PCOS, or polycystic ovary syndrome, is becoming increasingly common. The syndrome is characterized by a multitude of factures, including irregular or total loss of menstrual periods, heavy periods, acne, increased facial hair, ovarian cysts and metabolic issues related to insulin sensitivity and blood sugar regulation. It is the most common endocrine disorder of women in America, and affects an incredible 5% to 10% of women between ages 18-44.
Interestingly, as we move forward in our understanding of PCOS, it appears that, despite the name, ovarian cysts are certainly not required to make the diagnosis. That is to say that the cysts are a consequence of the underlying disease process, not the fundamental player.
What PCOS represents is primarily a metabolic disorder closely akin to type 2 diabetes in which the body becomes resistant to the effects of the hormone insulin.
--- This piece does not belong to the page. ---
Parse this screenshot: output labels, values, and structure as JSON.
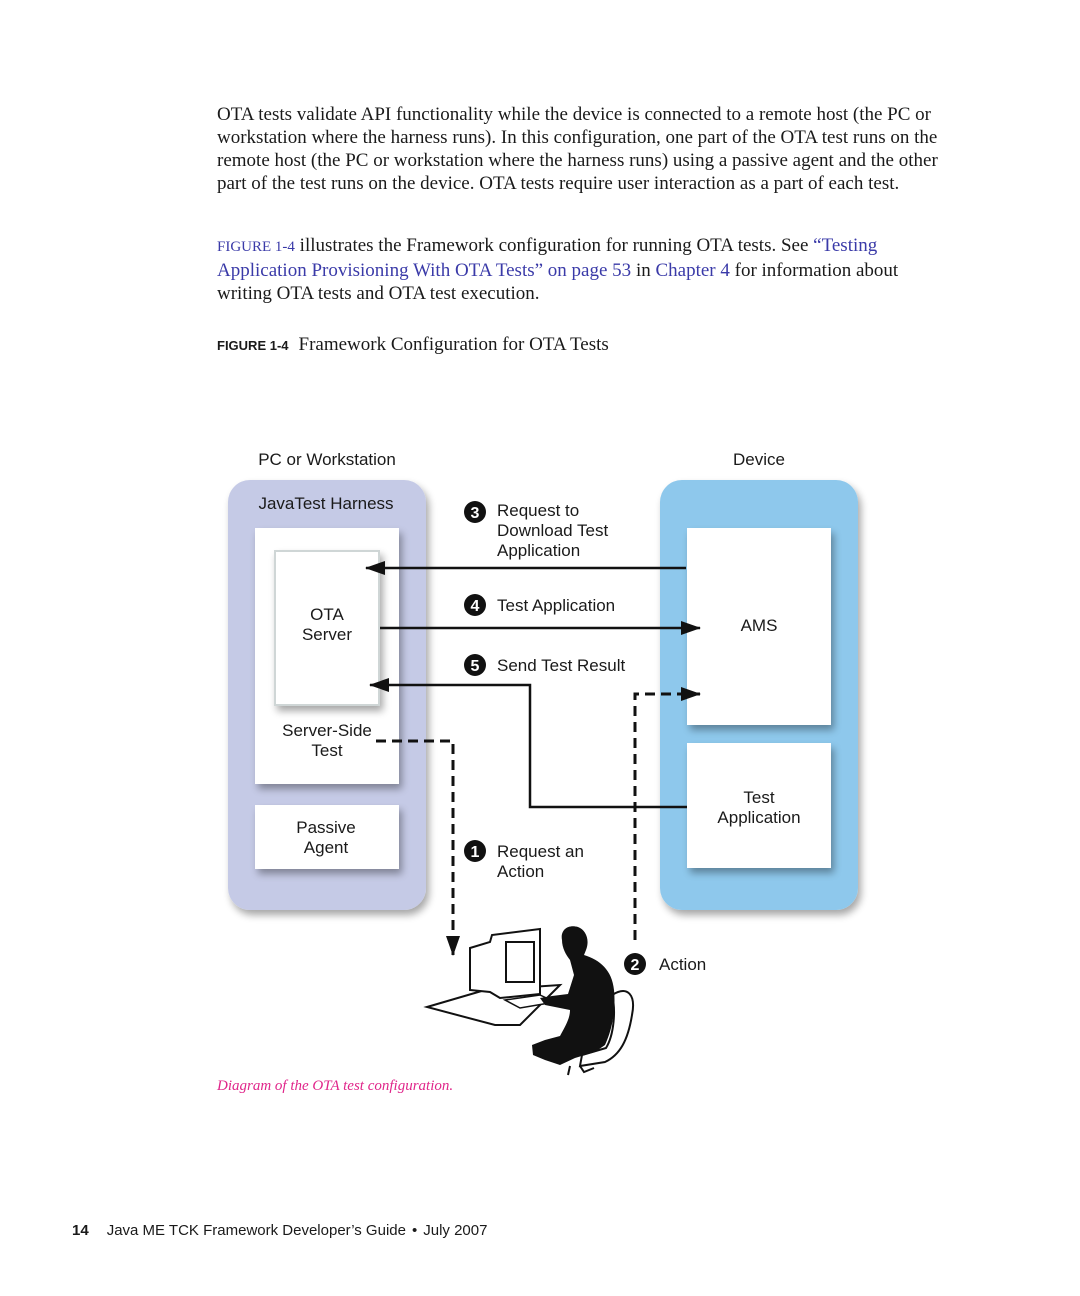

For those of you following my blogs, you’ll recognize that this issue with insulin seems to be a recurrent theme related to brain disorders, immune issues, and now PCOS, an ever more common situation with women that is described as having “no cure.”
Many of the manifestations of PCOS, like the acne and increased facial hair, as well as the menstrual changes, are a consequence of higher levels of male related hormones called androgens. As such, pharmaceutical intervention for PCOS often involves hormone therapy designed to re-establish balance between so called male and female hormones. In addition, the diabetes medicine metformin is frequently used to help regulate blood sugar.
And as it is with the more than 26 million diabetics in America, the first choice in PCOS, as it relates to elevated blood sugar and loss of insulin sensitivity, focuses on drug intervention and not lifestyle manifestation. But please recognize that the metabolic issue related to elevated insulin is absolutely a central issue in PCOS, not something that just appears along with the rest of the symptoms.
It turns out that the elevated level of insulin actually has a direct effect when it comes to the primary hormonal issues of PCOS. As described in this report from the Medical College of Virginia, elevated insulin stimulates the ovaries to increase their production of androgens, upsetting the male/female ratio of hormones and leading to the many downstream manifestations of PCOS.
With this understanding of the central role of insulin elevation in terms of directing the rest of the symptoms of PCOS, it truly shines a light to the importance of lifestyle issues that are directed at not only the treatment of type 2 diabetes, but perhaps even more importantly, its prevention.
The diet of Americans is anything but ideal. And as it relates to young women at risk for PCOS, the profound exposure of young women to sugars and carbohydrate rich foods, because of their role in increasing insulin, is clearly related to tipping their hormonal balance in favor of masculinizing androgen hormones, a fundamental feature of PCOS.
I believe PCOS is a preventable situation with diet and lifestyle well-deserving of our attention. As is so often the case in Western medicine, the focus seems to be on fixing problems with drugs long after the cow has already left the barn. We need to focus on keeping the barn door closed in the first place, a metaphor for changing our focus to prevention, as opposed to treating issues once they have arisen.
In upcoming blogs I will explore other ideas now emerging that may relate to PCOS including environmental toxins as well as changes in the microbiome. So stay tuned.